On the other hand, each cruise is different, a complete “Big brother season”:

–          There are one week cruises and there are looooooooooong cruises.

–          There are open ocean cruises and there are coastal cruises. In open ocean, you are lucky if you are able to see land in the middle of the cruise. This much-deserved stop comes as you step on land and feel “land-sick”. You see different faces to the ones you’ve been seeing for weeks. Along the coast, (like coastal fisheries) you normally go to harbour every night, although you’ve been working non-stop the whole day.

–          There are dry cruises and there are cruises with different bars on board. When you disembark from a dry cruise, you feel completely detoxed but the first instinct you have is to look for a beer!

–          Normally in cruises you work in shift: some are 4 hours on- 8 hours off (so you can have a “baby” shift from 8 to 12 (am and pm) or you can have the “dog” shift from 4 to 8 (am and pm); some are 12 hours on- 12 hours out. So, at the end of a cruise, a part of you has to adapt to normal life again, taking care about purse and calls, sometimes you feel a kind of rare jetlag.

Cities I visited during cruises

Cities I visited during cruises

What oceanographers do on a day-to-day basis?

One thing I most like of my job is that it has a lot of different task for example:

  • Conferences
  • Meetings (with the boss, with students, with colleagues, with people in the same project…)
  • Cruises
  • Courses
  • Lab work
  • Data analysis and treatment
  • Writing
  • Revise (your own work and other works)
  • Apply for new jobs, new fellowships, new grants…

The problem is that this variety doesn’t happen every week. When I am on a cruise, I am on the cruise for several weeks, 24/7 (and towards the end of the cruise I dream of being at my office desk and my sofa). When I am finished with the cruise, I have a more normal office life (although occasionally, a lot longer hours), and after several months of being in front of the computer I dream on going to sea again!!

In my blog I would like to tell what I do during my days in England. Today I will start with an end of project meeting which happened this week.

My contract is associated to the Sea Surface Consortium (http://www.surfaceoa.org.uk/) of the UK Ocean Acidification Research Programme (http://www.oceanacidification.org.uk/). That means, among other things, that one works and interacts with a lot of people from different institutes. Even in the internet era, all these people have to come together to present their results, discuss what to do with them, split tasks…

So for that reason, during the two years and almost a half that I have been working in this project, I have been to Exeter, St Andrews, Plymouth, London and Southampton. It’s a pity that because most of us are based in Southampton, we have repeated it for at least three meetings and I miss the opportunity to visit Cambridge or Obam.UKOA Cities
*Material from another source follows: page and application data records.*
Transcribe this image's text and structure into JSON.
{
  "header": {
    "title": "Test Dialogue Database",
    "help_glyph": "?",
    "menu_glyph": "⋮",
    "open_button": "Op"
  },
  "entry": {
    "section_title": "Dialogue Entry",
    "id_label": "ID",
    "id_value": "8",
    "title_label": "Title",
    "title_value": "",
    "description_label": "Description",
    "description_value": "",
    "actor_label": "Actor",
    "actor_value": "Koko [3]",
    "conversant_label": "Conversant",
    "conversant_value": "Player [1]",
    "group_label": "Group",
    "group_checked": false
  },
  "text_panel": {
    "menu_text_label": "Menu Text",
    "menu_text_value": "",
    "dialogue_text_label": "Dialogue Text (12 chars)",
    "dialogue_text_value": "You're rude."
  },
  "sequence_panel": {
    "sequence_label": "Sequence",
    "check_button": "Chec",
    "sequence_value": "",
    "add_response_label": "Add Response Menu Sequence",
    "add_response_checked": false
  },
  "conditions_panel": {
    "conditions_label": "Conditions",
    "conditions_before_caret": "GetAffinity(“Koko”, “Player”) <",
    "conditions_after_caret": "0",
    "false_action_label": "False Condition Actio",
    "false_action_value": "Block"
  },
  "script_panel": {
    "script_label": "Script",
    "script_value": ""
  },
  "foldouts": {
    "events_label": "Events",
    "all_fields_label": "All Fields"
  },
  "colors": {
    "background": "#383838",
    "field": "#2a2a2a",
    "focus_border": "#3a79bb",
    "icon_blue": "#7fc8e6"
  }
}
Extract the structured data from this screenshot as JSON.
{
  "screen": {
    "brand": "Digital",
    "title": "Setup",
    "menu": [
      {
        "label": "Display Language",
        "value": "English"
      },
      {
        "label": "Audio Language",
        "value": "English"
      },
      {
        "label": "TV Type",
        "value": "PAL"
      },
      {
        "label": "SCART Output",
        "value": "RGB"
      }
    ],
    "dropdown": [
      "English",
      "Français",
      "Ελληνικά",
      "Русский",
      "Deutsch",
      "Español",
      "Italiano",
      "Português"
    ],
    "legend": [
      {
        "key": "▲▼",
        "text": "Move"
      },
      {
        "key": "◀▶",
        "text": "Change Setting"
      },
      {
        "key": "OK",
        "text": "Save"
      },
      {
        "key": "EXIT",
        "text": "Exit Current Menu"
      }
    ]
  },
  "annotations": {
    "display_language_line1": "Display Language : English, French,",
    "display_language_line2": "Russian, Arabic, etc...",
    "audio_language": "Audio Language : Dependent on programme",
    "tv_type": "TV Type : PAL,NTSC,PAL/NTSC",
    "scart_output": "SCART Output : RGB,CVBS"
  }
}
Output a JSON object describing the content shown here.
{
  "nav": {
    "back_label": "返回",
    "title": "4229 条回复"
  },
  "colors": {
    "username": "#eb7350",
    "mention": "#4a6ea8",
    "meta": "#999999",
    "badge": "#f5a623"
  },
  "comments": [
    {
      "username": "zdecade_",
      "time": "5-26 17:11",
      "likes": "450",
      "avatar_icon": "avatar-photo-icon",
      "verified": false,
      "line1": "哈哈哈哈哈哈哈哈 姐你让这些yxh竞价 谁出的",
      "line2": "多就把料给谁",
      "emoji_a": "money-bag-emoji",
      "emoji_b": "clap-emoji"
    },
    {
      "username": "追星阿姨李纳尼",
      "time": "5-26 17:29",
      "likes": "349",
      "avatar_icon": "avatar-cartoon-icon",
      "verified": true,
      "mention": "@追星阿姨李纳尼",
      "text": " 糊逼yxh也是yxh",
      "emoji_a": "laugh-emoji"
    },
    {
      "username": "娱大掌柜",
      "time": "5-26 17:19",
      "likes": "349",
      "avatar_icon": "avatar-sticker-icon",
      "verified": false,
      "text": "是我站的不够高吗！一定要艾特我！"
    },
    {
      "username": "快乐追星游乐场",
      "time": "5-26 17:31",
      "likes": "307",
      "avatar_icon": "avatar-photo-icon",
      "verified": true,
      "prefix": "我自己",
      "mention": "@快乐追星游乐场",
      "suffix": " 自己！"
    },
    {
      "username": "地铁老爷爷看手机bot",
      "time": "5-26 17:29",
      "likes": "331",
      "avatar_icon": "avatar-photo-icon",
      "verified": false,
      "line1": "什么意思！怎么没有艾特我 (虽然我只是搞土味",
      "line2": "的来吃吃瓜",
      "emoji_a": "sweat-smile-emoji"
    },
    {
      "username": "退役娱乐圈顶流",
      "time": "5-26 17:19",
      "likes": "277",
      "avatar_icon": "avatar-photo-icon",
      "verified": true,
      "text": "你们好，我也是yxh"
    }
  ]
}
So we meet together and after the “hello, how have you been?” “Not too bad, thank you! And you?” we spend some hours in a room doing presentation (most of them prepared the night before in a rush and “saying oh my gosh where is this graph??!!”). Each of us talk around 10-15 minutes and then there is time for questions, comments, feedbacks. Then we break for coffee, tea and biscuits. And the chit-chat continuous: “how long is your contract for?” although some other conversations are more in detail. We reconvene and continue presenting and talking. After a couple of more hours, we stop for lunch. Then again inside the room/coffee/room and at the end, your head it’s so full of new information and new ideas of, try this, try that… that all you want it is a nice break. We have normally a group dinner in a pleasant restaurant. I believe science advance more with a beer in hand. These types of meetings are normally one day and a half or two. So the second day is where, having shown what we have done, we sit down and decide what is left to do and who (and when!) will do what. It is also the time to decide where and when to meet next.